◆ WHAT TO PRODUCE: Search the listing below for the word "Create", and copy every line in which it turns up.

--- TASK INPUTS Enclosed Below ---

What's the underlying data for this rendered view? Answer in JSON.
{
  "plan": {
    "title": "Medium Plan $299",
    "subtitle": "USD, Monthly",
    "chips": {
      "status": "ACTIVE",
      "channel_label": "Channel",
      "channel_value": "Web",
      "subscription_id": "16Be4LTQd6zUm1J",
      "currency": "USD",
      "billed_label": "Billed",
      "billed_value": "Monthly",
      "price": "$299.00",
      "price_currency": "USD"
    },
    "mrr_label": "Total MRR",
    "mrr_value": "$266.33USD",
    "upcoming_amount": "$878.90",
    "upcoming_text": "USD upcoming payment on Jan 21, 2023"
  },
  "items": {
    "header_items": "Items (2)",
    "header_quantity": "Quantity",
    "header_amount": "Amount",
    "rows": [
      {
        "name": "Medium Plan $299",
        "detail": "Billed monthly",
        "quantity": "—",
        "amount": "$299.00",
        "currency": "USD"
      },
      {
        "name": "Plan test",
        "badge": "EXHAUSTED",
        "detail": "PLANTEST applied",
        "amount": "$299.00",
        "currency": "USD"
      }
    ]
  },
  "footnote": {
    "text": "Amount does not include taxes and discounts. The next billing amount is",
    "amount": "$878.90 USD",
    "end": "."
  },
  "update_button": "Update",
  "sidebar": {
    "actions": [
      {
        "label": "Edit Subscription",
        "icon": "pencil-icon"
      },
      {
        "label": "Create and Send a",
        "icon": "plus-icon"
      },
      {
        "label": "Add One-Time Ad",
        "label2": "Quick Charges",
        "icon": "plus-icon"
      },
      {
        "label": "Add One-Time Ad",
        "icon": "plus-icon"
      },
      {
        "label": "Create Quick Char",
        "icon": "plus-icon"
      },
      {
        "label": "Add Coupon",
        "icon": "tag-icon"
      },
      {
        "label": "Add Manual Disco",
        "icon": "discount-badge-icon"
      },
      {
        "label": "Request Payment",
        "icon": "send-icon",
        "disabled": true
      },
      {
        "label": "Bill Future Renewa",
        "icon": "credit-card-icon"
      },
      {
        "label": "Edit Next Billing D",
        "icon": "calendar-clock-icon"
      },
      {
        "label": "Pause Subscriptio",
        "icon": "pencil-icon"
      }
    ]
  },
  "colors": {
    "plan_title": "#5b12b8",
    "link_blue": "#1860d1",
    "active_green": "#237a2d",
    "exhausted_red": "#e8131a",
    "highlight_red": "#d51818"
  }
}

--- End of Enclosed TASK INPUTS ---

◆ RESULT OF THE TASK:
        "label": "Create and Send a",
        "label": "Create Quick Char",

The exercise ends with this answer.